I wrote a note on Kolkata, the city I come from and would always belong to, in July 2010. Since then, the post attracted many visitors and comments, mostly critical, as most people, including those from Kolkata, couldn't see any future for the city. My current effort, some 18 months down the line, is also prompted by a recent article in The Economist, The City That Got Left Behind , which echo the pessimism somewhat. I, at least emotionally, disagree to all the pessimism: After all Kolkata is home and I live in the hope of an eventual return. Indeed, some change has happened since I wrote my earlier post: The geriatric Leftist government that ruled the state for more than 30 years was summarily dispatched, and was replaced by a lumpen-capitalist populist government. Kolkata looked without a future with the clueless leftists at the helm; it now looks without hope. However, apart from bad governance, there is no reason why Kolkata had to be poor and hopeless. It sits right

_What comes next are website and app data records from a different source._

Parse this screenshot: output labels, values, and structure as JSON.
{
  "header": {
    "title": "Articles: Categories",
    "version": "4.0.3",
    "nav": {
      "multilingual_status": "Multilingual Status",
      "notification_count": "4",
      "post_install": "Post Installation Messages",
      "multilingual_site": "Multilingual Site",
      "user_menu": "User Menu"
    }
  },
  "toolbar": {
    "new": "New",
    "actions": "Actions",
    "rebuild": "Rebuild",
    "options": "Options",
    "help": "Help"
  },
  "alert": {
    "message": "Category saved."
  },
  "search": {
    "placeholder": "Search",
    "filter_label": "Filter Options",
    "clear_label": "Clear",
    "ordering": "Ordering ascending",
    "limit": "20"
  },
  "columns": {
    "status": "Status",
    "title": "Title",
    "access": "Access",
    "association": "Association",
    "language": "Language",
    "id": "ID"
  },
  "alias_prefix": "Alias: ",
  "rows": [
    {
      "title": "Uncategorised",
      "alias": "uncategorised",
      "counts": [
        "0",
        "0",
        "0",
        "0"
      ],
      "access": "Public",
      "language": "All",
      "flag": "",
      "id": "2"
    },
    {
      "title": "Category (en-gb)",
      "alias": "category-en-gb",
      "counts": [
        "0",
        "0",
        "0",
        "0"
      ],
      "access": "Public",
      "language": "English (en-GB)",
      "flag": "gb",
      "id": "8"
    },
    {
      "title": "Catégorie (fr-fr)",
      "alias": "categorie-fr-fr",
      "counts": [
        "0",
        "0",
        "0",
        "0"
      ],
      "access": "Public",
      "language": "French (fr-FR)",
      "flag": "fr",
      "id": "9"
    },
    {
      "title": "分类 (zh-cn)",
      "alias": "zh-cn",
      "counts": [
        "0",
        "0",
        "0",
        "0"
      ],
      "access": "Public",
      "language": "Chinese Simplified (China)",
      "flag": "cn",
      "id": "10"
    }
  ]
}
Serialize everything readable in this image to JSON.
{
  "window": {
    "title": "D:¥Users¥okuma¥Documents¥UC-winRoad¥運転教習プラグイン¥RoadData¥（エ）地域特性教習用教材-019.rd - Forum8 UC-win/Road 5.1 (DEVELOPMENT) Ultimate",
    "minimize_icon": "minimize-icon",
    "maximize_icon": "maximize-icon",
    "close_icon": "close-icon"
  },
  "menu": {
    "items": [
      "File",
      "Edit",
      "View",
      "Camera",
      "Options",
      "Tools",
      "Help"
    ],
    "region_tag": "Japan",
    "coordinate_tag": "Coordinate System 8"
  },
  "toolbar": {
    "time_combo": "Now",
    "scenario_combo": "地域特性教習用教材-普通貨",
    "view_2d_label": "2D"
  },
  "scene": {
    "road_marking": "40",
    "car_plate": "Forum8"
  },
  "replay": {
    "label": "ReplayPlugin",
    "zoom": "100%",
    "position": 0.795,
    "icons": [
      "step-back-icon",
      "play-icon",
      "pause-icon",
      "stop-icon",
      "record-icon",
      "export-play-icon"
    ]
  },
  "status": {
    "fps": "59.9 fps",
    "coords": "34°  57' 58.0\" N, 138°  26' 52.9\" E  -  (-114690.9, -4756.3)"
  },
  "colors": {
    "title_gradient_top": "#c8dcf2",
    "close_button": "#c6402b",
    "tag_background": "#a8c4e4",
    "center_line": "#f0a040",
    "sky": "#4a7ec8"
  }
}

In our age, the only way to be politically correct is to be democratic. This is a post-70s affair - those days, still, some people had alternative ideologies in mind. Those alternate ideas are dead and gone, long discredited, and it seems that we have only one system which can make people happy, free and live longer. So, we have this huge export industry of democracy, and democracy's warriors, which the American security establishment has lately become. The democracy's businessmen, the bond traders, the media barons and the Hollywood types, are feted everywhere. The consensus is deafening and dumbing. It is indeed awkward to ask now - whether democracy is the right system for every society. It indeed should be. Collective wisdom is better than individual autocracy. In societies where democratic elections have been few and far between, the popular vote has demonstrated the extra-ordinary political savvy of the usually disinterested masses. Democracy has proved to be an excell

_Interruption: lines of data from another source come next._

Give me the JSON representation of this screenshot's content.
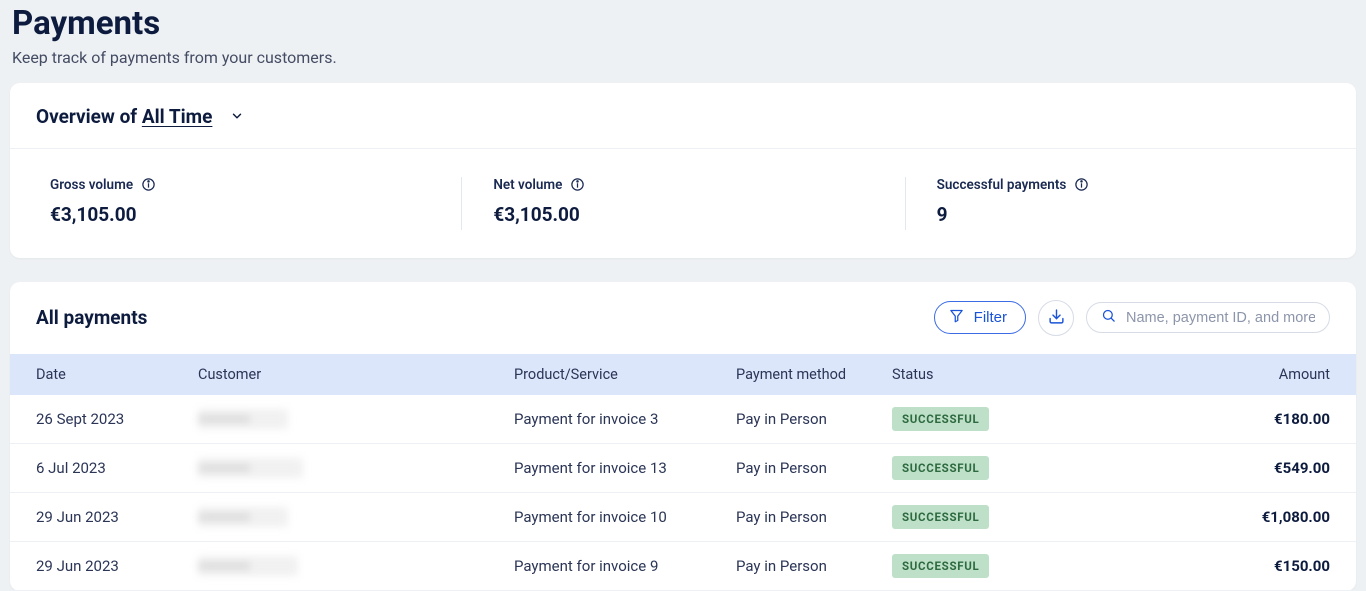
{
  "header": {
    "title": "Payments",
    "subtitle": "Keep track of payments from your customers."
  },
  "overview": {
    "prefix": "Overview of ",
    "period": "All Time",
    "metrics": [
      {
        "label": "Gross volume",
        "value": "€3,105.00"
      },
      {
        "label": "Net volume",
        "value": "€3,105.00"
      },
      {
        "label": "Successful payments",
        "value": "9"
      }
    ]
  },
  "toolbar": {
    "title": "All payments",
    "filter_label": "Filter",
    "search_placeholder": "Name, payment ID, and more"
  },
  "table": {
    "columns": {
      "date": "Date",
      "customer": "Customer",
      "product": "Product/Service",
      "method": "Payment method",
      "status": "Status",
      "amount": "Amount"
    },
    "rows": [
      {
        "date": "26 Sept 2023",
        "customer": "",
        "product": "Payment for invoice 3",
        "method": "Pay in Person",
        "status": "SUCCESSFUL",
        "amount": "€180.00"
      },
      {
        "date": "6 Jul 2023",
        "customer": "",
        "product": "Payment for invoice 13",
        "method": "Pay in Person",
        "status": "SUCCESSFUL",
        "amount": "€549.00"
      },
      {
        "date": "29 Jun 2023",
        "customer": "",
        "product": "Payment for invoice 10",
        "method": "Pay in Person",
        "status": "SUCCESSFUL",
        "amount": "€1,080.00"
      },
      {
        "date": "29 Jun 2023",
        "customer": "",
        "product": "Payment for invoice 9",
        "method": "Pay in Person",
        "status": "SUCCESSFUL",
        "amount": "€150.00"
      }
    ]
  }
}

Introduction Erna Petri née Kürbs, a farmer’s daughter from Herressen in Thuringia, arrived in Ukraine with her three year old son to join her husband Horst in June 1942. Horst, an SS leader inspired by Nazi ideologue Dr Richard Walter Darré, settled in the plantation of Grzenda, just outside today’s Lviv, to become a German Gentleman-Farmer. Erna saw Horst beating and abusing the workers in the plantation within two days of arriving there, which was, as Horst explained, necessary for establishing authority. Erna joined in enthusiastically, settling into a combination of roles of ‘plantation mistress, prairie Madonna in apron-covered dress lording over slave labourers, infant-carrying, gun-wielding Hausfrau.’  However, there were clear rules in the plantation, and Erna was very much expected to play the woman’s role of being a Cake-and-Coffee hostess. When four Jews were caught in the estate while trying to escape from a transport to a death camp, Horst told Erna and her female
Creative Commons License
This work is licensed under a Creative Commons Attribution-NonCommercial-ShareAlike 4.0 International License.